He wants us to remain competitive, so the sales pitch goes, in all job categories.
Echoing Walker's claim that our state simply cannot survive without immigrants is Kurt Bauer, president and CEO of Wisconsin Manufacturers & Commerce, the state's chamber of commerce that like most chambers nationally has an unwritten rule encouraging the displacement of American workers.
"The American economy needs immigration reform, certainly the Wisconsin economy does," said Bauer.
In a recent Huffington Post story noting GOP Rep. Paul Ryan's active role in trying to force Amnesty No. 8 down the throats of the American people, it was noted that he "represents a southeast Wisconsin district (1st) in a state that relies on the manufacturers of Waukesha engines, Kohler generators and numerous supply chains. The companies are counting on immigrants to fill future factory jobs."
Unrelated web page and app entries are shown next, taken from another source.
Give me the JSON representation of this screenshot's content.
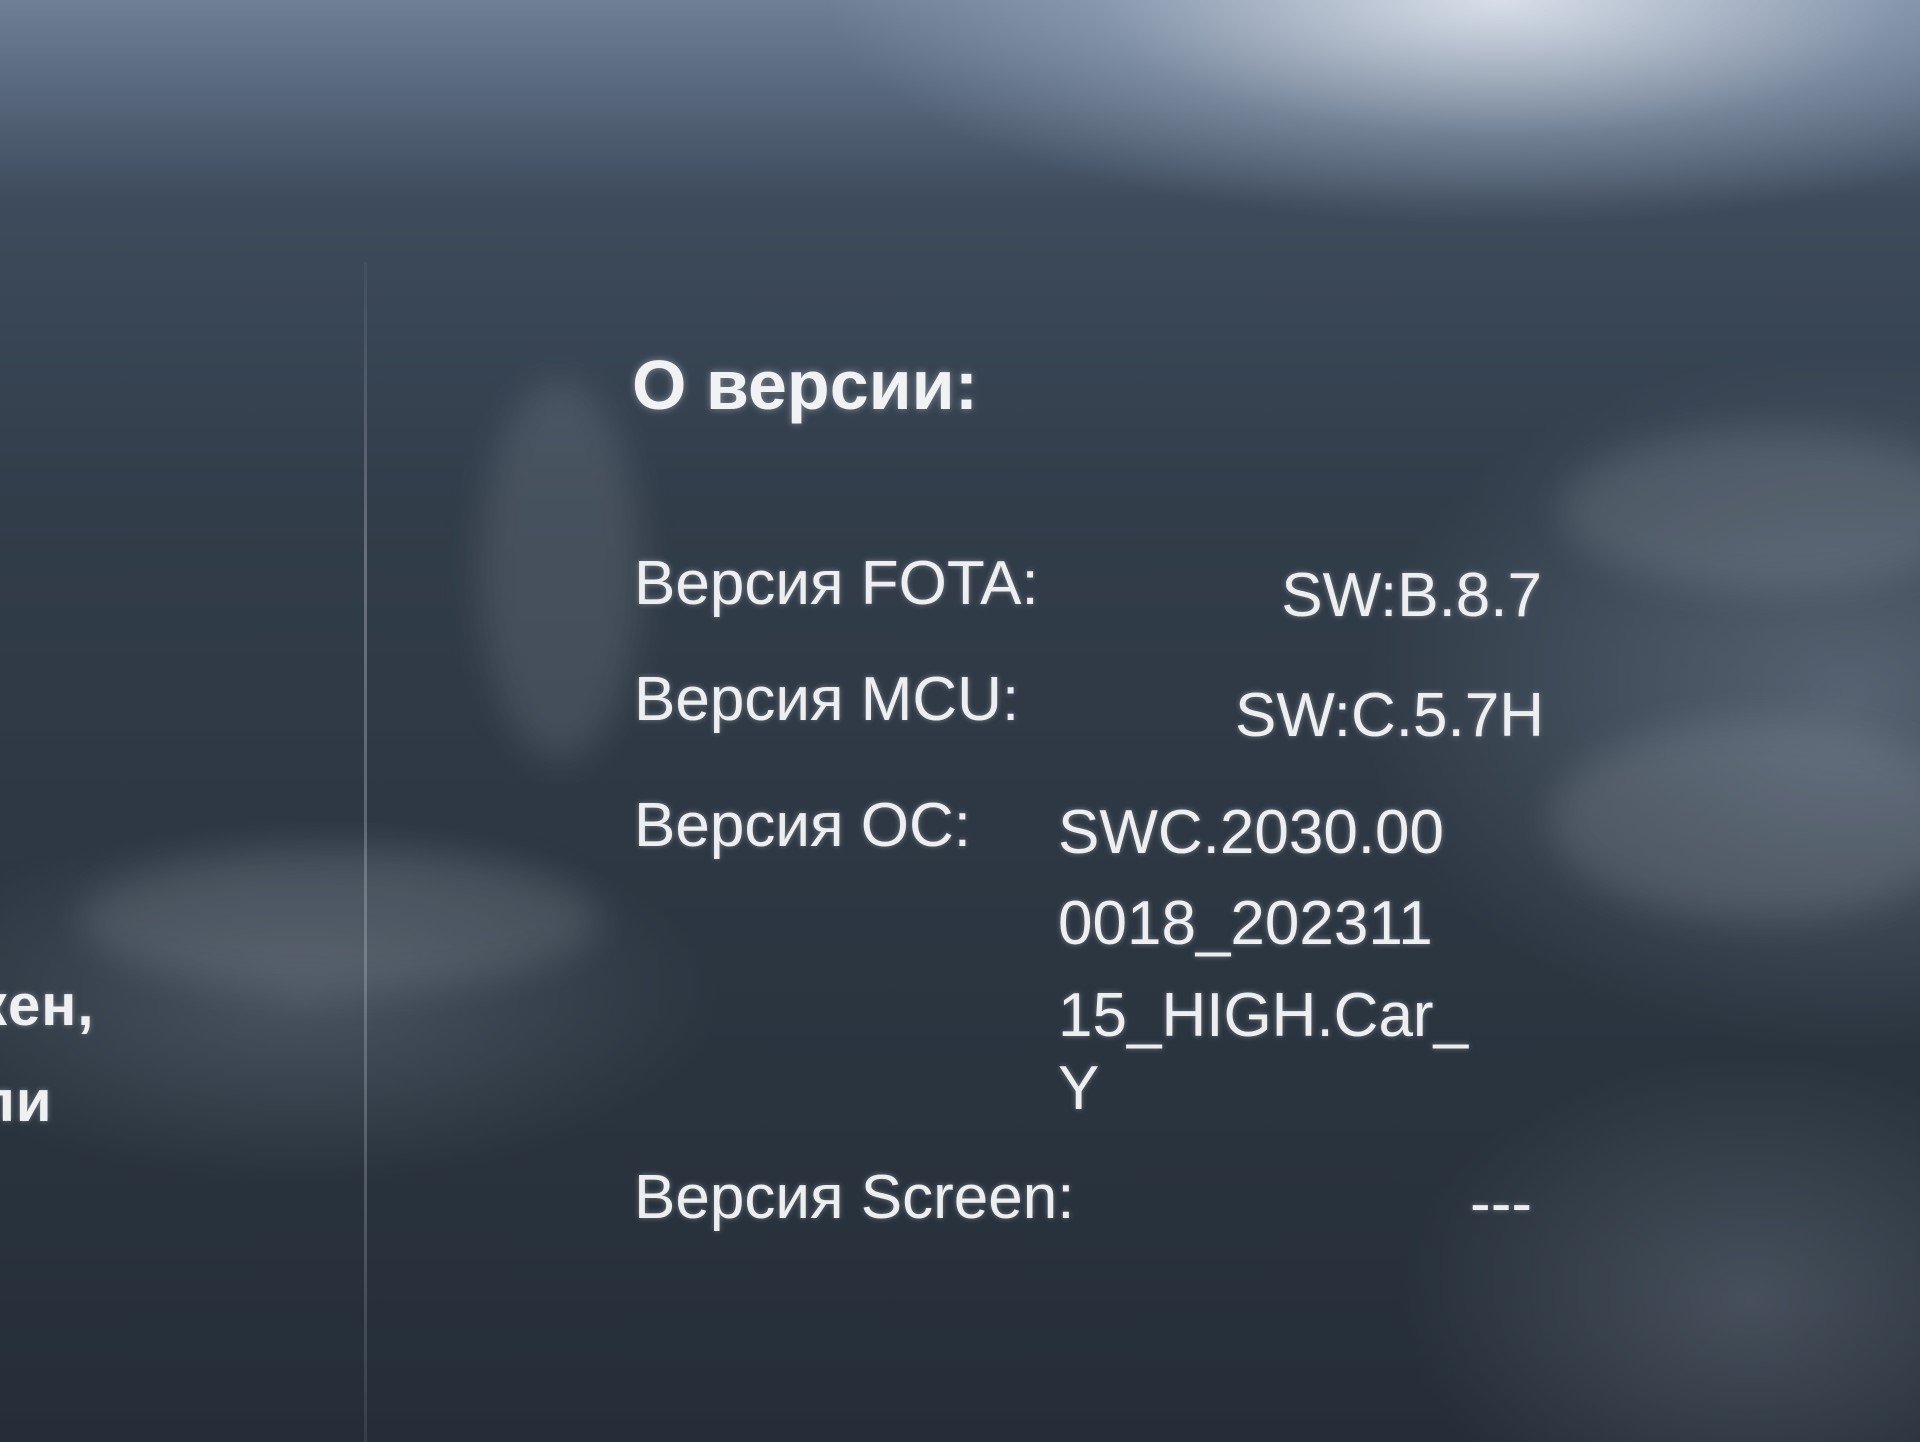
{
  "sidebar": {
    "fragment_line_1": "кен,",
    "fragment_line_2": "ли"
  },
  "about": {
    "title": "О версии:",
    "rows": [
      {
        "label": "Версия FOTA:",
        "value": "SW:B.8.7"
      },
      {
        "label": "Версия MCU:",
        "value": "SW:C.5.7H"
      },
      {
        "label": "Версия ОС:",
        "value_lines": [
          "SWC.2030.00",
          "0018_202311",
          "15_HIGH.Car_",
          "Y"
        ]
      },
      {
        "label": "Версия Screen:",
        "value": "---"
      }
    ]
  }
}
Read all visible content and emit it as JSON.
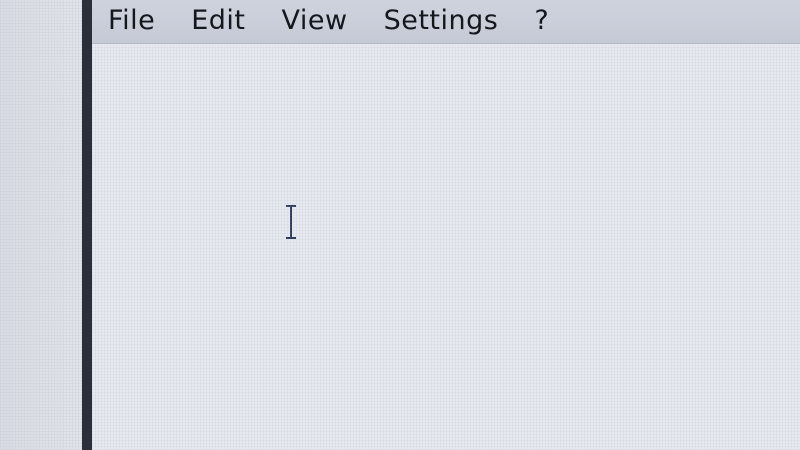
{
  "menubar": {
    "items": [
      {
        "label": "File"
      },
      {
        "label": "Edit"
      },
      {
        "label": "View"
      },
      {
        "label": "Settings"
      },
      {
        "label": "?"
      }
    ]
  },
  "cursor": {
    "icon": "text-cursor-icon"
  },
  "colors": {
    "menubar_bg": "#c9cdd9",
    "window_border": "#2a2f3a",
    "content_bg": "#e7e9f0"
  }
}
Had the reporter, who got a helping hand here from Associated Press reporter Jim Kuhnhenn, done her homework she might have asked either Walker or Bauer, "What about our unemployed residents, especially blacks? Why can't they fill those factory jobs?"
Good reporters ask questions like that.
According to the U.S. Bureau of Labor Statistics, Wisconsin's U-6 unemployment figures in 2012 for blacks and Hispanics were 18.7 percent and 11.4, respectively; for all of Wisconsin it was 14.1 percent.
Is importing more foreign workers with few skills and no more than a high school education to compete with the nation's most vulnerable citizens in a dismal job market the only answer to Wisconsin's "labor shortage?" If, after a good-faith effort to hire Wisconsinites to fill these factory positions employers are still short of needed workers, why not recruit Americans from surrounding states?
Late last year, Menard's did just that to deal with a labor shortage in North Dakota. Every week the home improvement company flew in 50 workers from Wisconsin and put them up in hotels.
President John Adams wrote that facts are stubborn things; here is a very unpleasant fact that we simply can no longer tolerate:
If you are among the 22 million Americans who can't find full-time work, remember that the Scott Walkers and Kurt Bauers of this country aren't counting on you to keep the lights on in our factories or anyplace else.